Spatially embedded recurrent neural networks reveal widespread links between structural and functional neuroscience findings
There is a growing need to better understand where the intersections between biological and artificial intelligence start and end. One exciting avenue of research in this area is to instantiate artificial models of cognition, with constraints we observe in neuroscience. Doing this helps us better understand to what extent constraints that have formed through our evolution and development shape the fundamental architectures of human intelligence.
To do this, we have recently developed a new model called the spatially-embedded recurrent neural network (seRNN) that was published in 2023 in Nature Machine Intelligence. Here, we provide neural networks with a three-dimensional geometric structure along with communication constraints - directly capturing how the brain's structural geometry can explain numerous otherwise disparate observations across sub-fields of neuroscience. This work is leading to many cutting-edge downstream projects that we are currently developing, and has been featured in many national and international outlets. You can read about this here:
It is not easy to know the best way to think about how and why there are individual differences between us as we develop.
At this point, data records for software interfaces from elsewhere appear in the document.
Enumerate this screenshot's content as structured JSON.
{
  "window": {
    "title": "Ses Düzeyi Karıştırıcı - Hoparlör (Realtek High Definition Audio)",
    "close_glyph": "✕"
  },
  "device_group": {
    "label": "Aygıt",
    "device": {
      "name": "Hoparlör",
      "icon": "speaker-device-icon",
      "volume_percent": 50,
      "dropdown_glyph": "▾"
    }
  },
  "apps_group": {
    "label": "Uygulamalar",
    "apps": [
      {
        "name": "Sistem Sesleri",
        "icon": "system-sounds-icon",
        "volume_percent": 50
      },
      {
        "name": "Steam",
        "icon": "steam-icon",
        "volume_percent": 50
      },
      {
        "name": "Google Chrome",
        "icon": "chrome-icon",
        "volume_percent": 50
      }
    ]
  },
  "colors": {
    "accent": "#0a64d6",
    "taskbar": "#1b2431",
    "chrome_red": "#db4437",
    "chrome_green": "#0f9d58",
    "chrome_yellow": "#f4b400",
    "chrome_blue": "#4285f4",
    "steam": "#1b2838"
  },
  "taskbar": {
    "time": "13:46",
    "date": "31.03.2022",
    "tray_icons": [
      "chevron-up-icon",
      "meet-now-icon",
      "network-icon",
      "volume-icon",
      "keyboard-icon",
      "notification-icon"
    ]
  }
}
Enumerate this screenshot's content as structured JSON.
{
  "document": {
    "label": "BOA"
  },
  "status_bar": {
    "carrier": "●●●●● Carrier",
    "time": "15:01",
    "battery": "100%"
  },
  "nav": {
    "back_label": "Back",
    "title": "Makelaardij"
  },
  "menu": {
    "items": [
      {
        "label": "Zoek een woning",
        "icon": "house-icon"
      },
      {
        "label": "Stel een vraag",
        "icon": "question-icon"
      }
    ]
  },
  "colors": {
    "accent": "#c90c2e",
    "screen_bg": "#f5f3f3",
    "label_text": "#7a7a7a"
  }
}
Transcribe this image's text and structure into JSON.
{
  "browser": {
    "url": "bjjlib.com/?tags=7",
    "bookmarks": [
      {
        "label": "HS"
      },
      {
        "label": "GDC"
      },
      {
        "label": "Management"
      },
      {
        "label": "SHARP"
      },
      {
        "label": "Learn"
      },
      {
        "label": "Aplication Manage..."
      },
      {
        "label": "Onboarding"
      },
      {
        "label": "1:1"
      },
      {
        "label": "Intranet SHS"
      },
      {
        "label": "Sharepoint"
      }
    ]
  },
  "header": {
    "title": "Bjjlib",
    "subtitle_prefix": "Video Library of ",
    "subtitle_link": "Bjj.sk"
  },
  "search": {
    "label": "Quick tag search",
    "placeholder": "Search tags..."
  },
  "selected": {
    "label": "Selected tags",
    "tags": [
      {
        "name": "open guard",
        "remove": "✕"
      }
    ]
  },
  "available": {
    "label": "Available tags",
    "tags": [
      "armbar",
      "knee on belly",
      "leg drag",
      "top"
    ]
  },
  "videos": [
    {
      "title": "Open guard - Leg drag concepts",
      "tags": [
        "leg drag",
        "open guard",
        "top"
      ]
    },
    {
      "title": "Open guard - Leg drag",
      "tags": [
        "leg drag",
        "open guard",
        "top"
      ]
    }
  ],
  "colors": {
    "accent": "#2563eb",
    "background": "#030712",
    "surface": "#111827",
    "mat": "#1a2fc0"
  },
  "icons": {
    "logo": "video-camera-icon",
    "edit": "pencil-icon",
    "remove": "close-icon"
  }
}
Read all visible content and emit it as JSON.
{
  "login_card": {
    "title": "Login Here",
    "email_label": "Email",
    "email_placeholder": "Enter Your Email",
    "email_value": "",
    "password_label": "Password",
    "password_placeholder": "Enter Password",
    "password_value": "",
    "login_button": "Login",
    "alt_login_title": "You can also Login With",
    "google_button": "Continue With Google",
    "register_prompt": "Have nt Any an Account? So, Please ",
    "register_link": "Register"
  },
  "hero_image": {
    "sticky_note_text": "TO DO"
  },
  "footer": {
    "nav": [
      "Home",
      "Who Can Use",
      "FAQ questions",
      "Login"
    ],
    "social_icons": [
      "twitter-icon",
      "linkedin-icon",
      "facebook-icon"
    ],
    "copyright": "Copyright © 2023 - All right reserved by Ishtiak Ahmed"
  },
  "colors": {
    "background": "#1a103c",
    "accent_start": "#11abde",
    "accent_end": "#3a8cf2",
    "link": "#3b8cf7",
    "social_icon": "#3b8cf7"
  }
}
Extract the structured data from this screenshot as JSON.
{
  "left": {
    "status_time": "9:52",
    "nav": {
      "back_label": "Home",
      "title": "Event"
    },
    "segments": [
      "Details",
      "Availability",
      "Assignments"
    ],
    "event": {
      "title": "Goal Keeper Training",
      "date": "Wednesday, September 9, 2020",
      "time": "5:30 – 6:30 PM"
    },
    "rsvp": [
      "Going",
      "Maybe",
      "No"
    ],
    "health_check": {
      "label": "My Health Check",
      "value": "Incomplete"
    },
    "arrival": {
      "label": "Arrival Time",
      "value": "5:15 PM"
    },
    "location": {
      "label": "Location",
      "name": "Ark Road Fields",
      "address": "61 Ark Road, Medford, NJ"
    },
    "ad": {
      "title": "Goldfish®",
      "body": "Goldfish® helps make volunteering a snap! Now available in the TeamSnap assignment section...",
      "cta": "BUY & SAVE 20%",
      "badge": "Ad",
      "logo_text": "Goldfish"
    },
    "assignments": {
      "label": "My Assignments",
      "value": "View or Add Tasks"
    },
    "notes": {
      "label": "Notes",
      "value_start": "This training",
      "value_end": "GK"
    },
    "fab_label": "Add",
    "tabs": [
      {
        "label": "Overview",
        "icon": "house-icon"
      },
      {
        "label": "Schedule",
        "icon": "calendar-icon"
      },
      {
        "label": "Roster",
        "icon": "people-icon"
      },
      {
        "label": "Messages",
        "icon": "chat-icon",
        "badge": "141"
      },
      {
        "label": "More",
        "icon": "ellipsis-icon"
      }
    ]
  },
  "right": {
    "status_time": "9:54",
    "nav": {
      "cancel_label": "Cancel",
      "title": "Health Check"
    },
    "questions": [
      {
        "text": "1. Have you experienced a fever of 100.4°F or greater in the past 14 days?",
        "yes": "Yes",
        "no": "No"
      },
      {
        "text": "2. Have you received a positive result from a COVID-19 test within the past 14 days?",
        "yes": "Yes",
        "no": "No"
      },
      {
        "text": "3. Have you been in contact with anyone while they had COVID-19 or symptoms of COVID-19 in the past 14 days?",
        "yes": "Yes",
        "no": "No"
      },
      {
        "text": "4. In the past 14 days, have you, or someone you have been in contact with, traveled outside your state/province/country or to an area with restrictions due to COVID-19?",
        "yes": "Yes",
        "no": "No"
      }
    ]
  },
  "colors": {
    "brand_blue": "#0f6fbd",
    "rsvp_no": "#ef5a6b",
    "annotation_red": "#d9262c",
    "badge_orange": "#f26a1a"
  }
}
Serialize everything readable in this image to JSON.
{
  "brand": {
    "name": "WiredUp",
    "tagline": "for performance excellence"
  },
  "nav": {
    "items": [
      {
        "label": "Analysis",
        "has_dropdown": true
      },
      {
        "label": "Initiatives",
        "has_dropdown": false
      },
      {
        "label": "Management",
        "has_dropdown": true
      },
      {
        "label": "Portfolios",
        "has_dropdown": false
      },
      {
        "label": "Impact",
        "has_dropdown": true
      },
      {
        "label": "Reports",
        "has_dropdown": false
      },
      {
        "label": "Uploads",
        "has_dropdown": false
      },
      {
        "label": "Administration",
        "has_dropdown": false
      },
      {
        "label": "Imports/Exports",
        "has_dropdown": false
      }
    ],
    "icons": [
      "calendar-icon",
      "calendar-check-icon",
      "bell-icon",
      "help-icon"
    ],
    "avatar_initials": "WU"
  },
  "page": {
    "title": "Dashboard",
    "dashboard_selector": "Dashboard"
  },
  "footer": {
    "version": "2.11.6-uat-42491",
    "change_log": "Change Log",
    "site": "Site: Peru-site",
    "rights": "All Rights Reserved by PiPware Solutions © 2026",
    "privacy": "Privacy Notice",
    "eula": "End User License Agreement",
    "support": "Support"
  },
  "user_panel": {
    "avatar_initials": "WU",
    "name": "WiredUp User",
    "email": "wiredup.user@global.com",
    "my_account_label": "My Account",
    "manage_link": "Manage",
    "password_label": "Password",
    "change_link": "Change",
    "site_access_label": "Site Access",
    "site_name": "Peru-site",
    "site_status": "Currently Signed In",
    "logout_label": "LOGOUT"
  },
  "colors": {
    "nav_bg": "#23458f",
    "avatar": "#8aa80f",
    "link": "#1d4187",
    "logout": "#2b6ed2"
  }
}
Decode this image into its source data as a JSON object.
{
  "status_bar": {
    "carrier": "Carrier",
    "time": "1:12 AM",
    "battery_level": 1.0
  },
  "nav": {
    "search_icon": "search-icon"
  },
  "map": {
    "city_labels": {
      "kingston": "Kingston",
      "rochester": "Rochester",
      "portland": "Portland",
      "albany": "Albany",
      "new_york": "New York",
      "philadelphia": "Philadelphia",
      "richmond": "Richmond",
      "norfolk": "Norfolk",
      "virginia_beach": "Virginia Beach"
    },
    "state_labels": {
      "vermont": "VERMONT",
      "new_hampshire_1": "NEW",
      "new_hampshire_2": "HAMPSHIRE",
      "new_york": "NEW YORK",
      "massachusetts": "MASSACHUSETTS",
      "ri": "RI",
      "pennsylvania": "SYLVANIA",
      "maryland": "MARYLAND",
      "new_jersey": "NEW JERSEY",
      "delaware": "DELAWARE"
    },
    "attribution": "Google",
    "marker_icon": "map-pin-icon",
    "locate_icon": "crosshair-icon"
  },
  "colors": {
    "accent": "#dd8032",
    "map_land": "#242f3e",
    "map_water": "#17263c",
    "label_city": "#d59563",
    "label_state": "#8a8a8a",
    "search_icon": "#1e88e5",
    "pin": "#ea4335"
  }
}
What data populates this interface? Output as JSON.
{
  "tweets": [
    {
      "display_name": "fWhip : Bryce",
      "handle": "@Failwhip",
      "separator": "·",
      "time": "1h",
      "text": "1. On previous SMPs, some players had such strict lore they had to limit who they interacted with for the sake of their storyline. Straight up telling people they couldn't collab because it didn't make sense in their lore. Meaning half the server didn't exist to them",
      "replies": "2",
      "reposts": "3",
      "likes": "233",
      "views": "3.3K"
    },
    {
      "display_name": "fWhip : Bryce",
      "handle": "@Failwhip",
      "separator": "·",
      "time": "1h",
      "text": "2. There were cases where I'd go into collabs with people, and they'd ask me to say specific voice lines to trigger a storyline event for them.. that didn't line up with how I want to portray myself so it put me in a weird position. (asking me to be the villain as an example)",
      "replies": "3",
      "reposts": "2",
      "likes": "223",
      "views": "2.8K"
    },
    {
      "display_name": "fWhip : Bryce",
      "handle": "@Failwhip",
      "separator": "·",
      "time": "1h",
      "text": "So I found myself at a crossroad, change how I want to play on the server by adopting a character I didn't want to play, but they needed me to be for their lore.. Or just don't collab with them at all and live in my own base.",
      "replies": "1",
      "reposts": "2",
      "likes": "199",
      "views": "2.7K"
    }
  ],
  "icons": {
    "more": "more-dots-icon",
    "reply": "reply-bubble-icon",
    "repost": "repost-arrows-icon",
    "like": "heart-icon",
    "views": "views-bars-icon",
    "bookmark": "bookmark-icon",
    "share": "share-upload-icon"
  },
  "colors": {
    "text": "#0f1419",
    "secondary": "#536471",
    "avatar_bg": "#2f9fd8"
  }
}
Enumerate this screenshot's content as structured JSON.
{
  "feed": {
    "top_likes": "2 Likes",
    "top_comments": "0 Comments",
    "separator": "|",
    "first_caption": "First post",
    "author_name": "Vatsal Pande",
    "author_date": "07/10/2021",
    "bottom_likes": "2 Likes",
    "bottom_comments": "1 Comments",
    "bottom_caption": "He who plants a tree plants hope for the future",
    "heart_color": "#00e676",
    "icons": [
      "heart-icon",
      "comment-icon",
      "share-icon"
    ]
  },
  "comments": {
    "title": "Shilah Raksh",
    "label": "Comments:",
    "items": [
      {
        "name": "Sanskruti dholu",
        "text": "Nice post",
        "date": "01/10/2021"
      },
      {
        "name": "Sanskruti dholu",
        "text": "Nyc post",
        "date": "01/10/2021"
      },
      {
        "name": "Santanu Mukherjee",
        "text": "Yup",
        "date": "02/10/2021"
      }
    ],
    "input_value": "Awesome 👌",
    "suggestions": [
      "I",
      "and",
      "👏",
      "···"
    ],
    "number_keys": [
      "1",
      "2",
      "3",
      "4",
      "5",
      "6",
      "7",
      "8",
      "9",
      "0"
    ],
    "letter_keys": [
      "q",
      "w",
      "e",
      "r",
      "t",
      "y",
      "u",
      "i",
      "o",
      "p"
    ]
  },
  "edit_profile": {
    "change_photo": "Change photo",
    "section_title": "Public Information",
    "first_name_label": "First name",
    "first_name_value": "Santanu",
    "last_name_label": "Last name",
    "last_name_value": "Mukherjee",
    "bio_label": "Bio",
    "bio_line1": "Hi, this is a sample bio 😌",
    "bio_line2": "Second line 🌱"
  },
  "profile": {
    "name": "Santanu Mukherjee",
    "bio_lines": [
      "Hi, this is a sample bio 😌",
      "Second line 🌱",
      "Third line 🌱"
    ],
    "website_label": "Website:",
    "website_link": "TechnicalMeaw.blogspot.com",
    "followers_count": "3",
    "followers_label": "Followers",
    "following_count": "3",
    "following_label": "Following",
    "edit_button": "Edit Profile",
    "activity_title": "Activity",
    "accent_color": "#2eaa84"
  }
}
But one way is to think of it at the level of the brain and ask: what are the similarities and differences that we observe, between us? Even better is to build a model that can actually simulate out these similarities and differences so that we can observe the space of all possible brains that can develop.
In this work, published in 2021 in Nature Communications, we utilised a technique called generative network modelling to simulate brain connectivity formation in a large sample of neurodiverse children.
For a condensed summary, you can see my talk at the University of Edinburgh here